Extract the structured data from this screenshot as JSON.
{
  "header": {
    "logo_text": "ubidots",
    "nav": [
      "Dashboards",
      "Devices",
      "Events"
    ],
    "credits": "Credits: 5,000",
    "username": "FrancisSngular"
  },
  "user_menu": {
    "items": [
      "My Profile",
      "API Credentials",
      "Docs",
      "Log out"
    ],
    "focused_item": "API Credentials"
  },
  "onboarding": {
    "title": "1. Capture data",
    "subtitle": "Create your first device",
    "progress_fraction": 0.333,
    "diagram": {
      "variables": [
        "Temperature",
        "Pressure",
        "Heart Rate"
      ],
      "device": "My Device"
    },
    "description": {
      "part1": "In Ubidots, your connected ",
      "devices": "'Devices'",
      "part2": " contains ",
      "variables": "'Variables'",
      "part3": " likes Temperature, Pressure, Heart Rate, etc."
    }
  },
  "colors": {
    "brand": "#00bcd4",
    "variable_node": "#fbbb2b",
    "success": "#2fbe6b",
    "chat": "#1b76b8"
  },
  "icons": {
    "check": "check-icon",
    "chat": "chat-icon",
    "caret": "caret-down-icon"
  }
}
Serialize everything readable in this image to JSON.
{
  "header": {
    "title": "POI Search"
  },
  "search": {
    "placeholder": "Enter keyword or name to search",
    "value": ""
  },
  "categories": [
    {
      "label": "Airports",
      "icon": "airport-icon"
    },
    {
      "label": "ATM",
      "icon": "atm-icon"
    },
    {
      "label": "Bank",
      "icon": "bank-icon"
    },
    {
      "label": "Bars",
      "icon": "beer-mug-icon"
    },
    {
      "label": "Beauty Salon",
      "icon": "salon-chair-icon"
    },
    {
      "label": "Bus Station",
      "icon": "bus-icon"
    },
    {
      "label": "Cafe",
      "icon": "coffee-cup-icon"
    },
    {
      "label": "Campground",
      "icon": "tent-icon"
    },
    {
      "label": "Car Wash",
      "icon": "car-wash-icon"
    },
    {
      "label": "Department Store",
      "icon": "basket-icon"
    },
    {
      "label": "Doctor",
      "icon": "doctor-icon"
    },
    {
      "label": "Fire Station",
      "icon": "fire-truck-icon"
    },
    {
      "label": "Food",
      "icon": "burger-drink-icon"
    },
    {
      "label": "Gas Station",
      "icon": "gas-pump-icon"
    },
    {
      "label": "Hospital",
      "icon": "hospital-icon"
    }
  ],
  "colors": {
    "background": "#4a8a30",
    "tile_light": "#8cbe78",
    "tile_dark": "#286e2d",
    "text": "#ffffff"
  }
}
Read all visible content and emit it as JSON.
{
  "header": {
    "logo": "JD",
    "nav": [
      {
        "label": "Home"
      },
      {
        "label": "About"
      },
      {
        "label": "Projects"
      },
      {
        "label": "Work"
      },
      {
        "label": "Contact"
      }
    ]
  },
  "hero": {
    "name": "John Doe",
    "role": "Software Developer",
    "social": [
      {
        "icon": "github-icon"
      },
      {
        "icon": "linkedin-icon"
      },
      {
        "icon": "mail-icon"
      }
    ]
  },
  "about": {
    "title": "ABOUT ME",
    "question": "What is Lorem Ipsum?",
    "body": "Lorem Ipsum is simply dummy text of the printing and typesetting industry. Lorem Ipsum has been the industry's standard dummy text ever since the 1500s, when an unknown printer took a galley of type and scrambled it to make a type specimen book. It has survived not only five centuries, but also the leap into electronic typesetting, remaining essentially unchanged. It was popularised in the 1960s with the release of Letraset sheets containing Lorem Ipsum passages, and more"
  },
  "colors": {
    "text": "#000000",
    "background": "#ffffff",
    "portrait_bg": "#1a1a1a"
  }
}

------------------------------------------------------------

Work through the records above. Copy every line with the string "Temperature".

EXERCISE ANSWER –
        "Temperature",
      "part3": " likes Temperature, Pressure, Heart Rate, etc."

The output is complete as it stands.